A simple atom as shown in Figure 1 consists of a nucleus, which consists of protons and neutrons and what is often referred to as an electron cloud. For a simplistic interpretation of the atom model it is easy to think of the electrons within the electron cloud following discrete paths or orbits within the cloud. This analogy suits our purpose as we can then consider these orbits to be the different energy levels that make up the atom. If we add some form of energy to the atom we can assume that electrons from the lower-energy orbitals will transfer to the higher-energy orbitals at a greater distance from the nucleus, resulting in a higher level of excitation.


When atoms reach a higher-energy orbital the eventually seek to return to the ground-state energy level. Upon returning to ground-state energy level the excess energy is released in the form of a photon - a particle of light.


The Connection Between Atoms and Lasers

Laser is an abbreviation for Light Amplification by Stimulated Emission of Radiation.

A laser is a device that controls the way in which energised atoms release protons. There are many different types of laser available; all the different types of laser rely on the same basic elements. In all types of laser there is a lasing medium, which is pumped to get the electrons within the atoms to a higher-energy orbital i.e. to get the atoms excited. Typically, very intense flashes of light or an electrical discharge pump the lasing medium and create a large number of excited-state atoms. This creates a high degree of population inversion (the number of excited state atoms versus the number of atoms at ground-state energy level). At any stage the excited state atoms can release some of the energy and return to a lower-energy orbital. The energy released, which comes in the form of photons, has a very specific wavelength that is dependant on the level of energy or excitation of the electron when the photon is released. Two identical atoms with electrons in identical states will release photons with identical wavelengths. This forms the basis for laser light.

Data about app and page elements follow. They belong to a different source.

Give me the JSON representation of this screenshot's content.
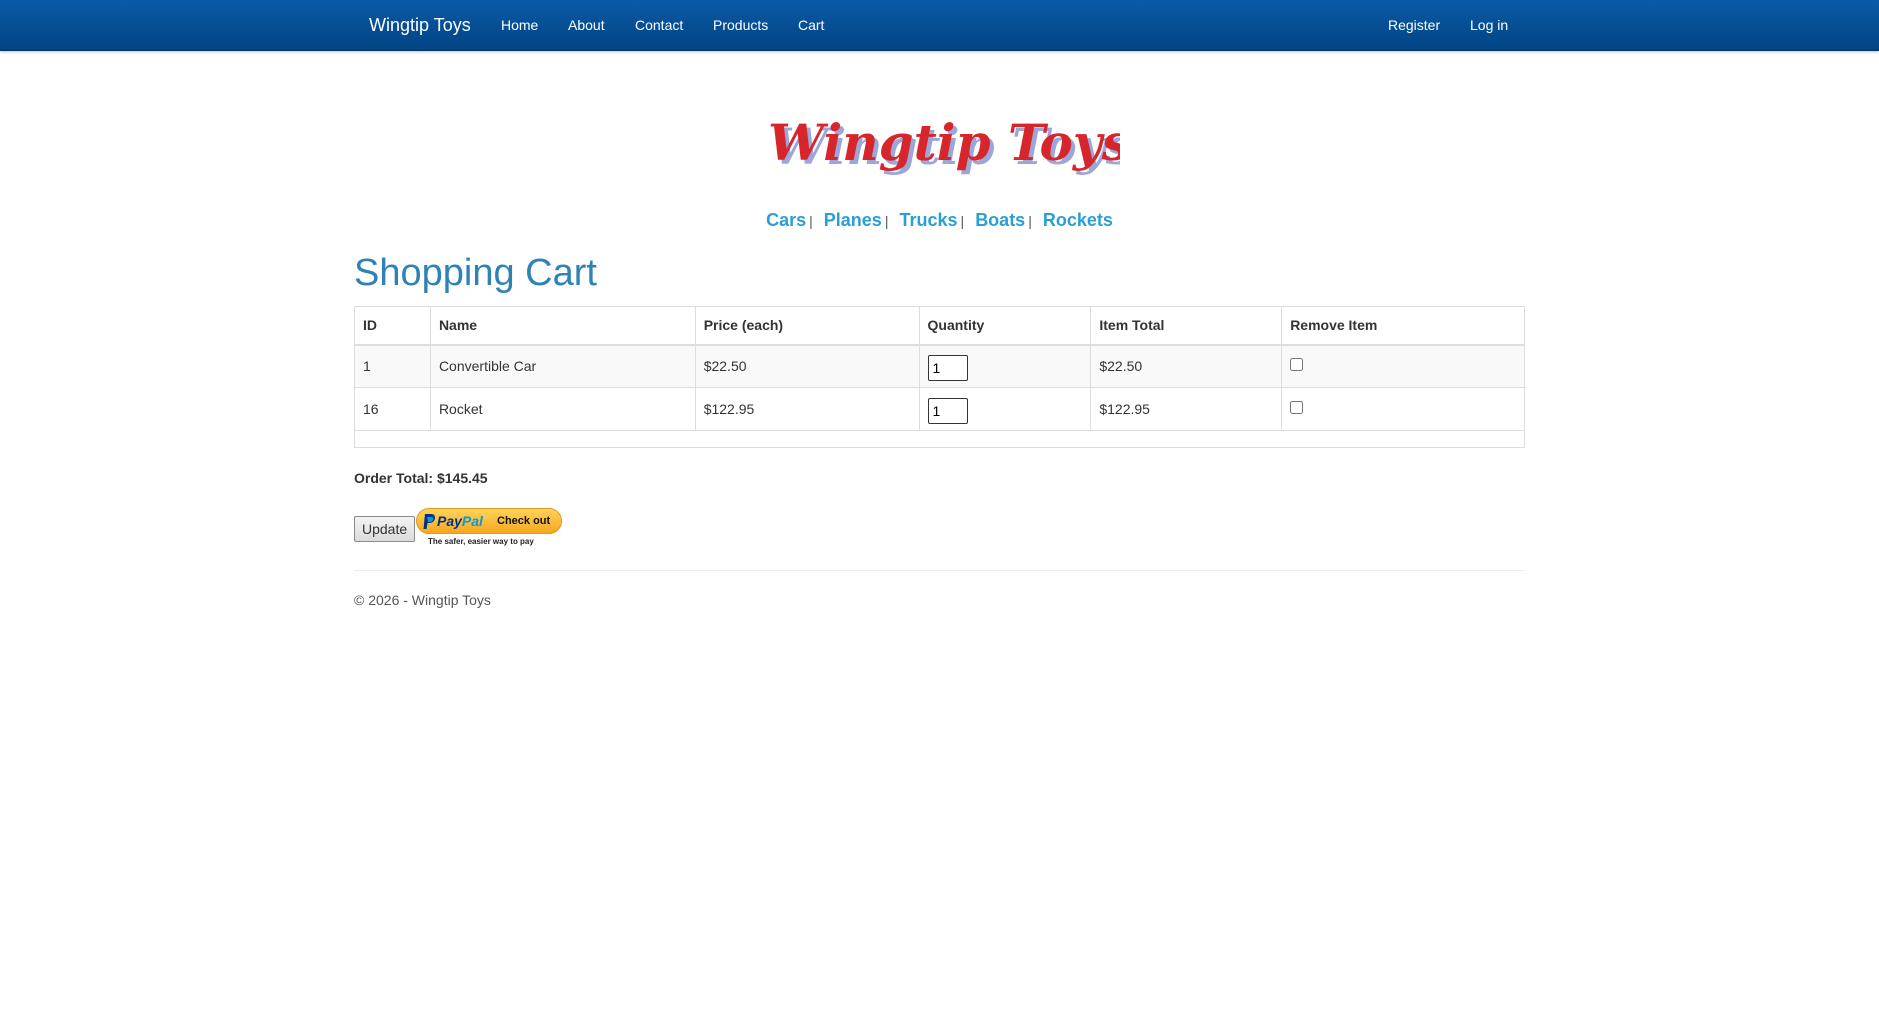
{
  "navbar": {
    "brand": "Wingtip Toys",
    "links": [
      "Home",
      "About",
      "Contact",
      "Products",
      "Cart"
    ],
    "register": "Register",
    "login": "Log in"
  },
  "logo": {
    "text": "Wingtip Toys",
    "color": "#d7262b"
  },
  "categories": [
    "Cars",
    "Planes",
    "Trucks",
    "Boats",
    "Rockets"
  ],
  "category_separator": "|",
  "page_title": "Shopping Cart",
  "table": {
    "headers": [
      "ID",
      "Name",
      "Price (each)",
      "Quantity",
      "Item Total",
      "Remove Item"
    ],
    "rows": [
      {
        "id": "1",
        "name": "Convertible Car",
        "price": "$22.50",
        "quantity": "1",
        "item_total": "$22.50",
        "remove": false
      },
      {
        "id": "16",
        "name": "Rocket",
        "price": "$122.95",
        "quantity": "1",
        "item_total": "$122.95",
        "remove": false
      }
    ]
  },
  "order_total": {
    "label": "Order Total:",
    "value": "$145.45"
  },
  "update_label": "Update",
  "paypal": {
    "pay": "Pay",
    "pal": "Pal",
    "checkout": "Check out",
    "tagline": "The safer, easier way to pay"
  },
  "footer": "© 2026 - Wingtip Toys",
  "colors": {
    "nav_bg": "#014483",
    "accent": "#2a9fd6",
    "title": "#2f82b6"
  }
}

Laser light has the following properties:

∑ Laser light is monochromatic. It contains one specific wavelength of light, which as described earlier is determined by the amount of energy released when the electron drops to a lower-energy orbital.
∑ Laser light is coherent. Each proton moves in step with the other (i.e. all protons have wave fronts that move in unison).
∑ Laser light is highly directional (i.e. a laser beam is very tight and concentrated

To ensure the aforementioned properties are apparent within the laser light the process briefly mentioned earlier, 'stimulated emission' must occur.

Any photon that has been released by an atom, (which therefore has a wavelength, phase and energy level dependant on the difference between the excited atom state and the ground-state energy level) should encounter another atom that has another electron in the same excited state, stimulated emission can occur. The first photon can stimulate or induce atomic emission so that the emitted photon vibrates with the same frequency and direction.

To produce laser light it is necessary to have a pair of mirrors at either end of the lasing medium. These mirrors are often known as an optical oscillator due to the process of oscillating photons between the two mirrored surfaces. The mirror positioned at one end of the optical oscillator is half-silvered, therefore it reflects some light and lets some light through. The light that is allowed to pass through is the light that is emitted from the laser. During this process photons are constantly stimulating other electrons to make the downward energy jump, hence causing the emission of more and more photons and an avalanche effect, leading to a large number of photons being emitted of the same wavelength and phase.

Below is a graphical illustration of what has been detailed above. The graphics illustrate how laser light is created using a ruby laser, the first fully functioning laser. Theodore Maiman invented the ruby laser on May 16th 1960 at the Hughes Research Laboratories (for more information on dates relating to laser invention see a Brief History of Lasers).


of Laser

Components required:







Crystal 12Mz






Ic base



Transformer 0-12v 500mA









Tr 548



Tr 558



Resistances 10k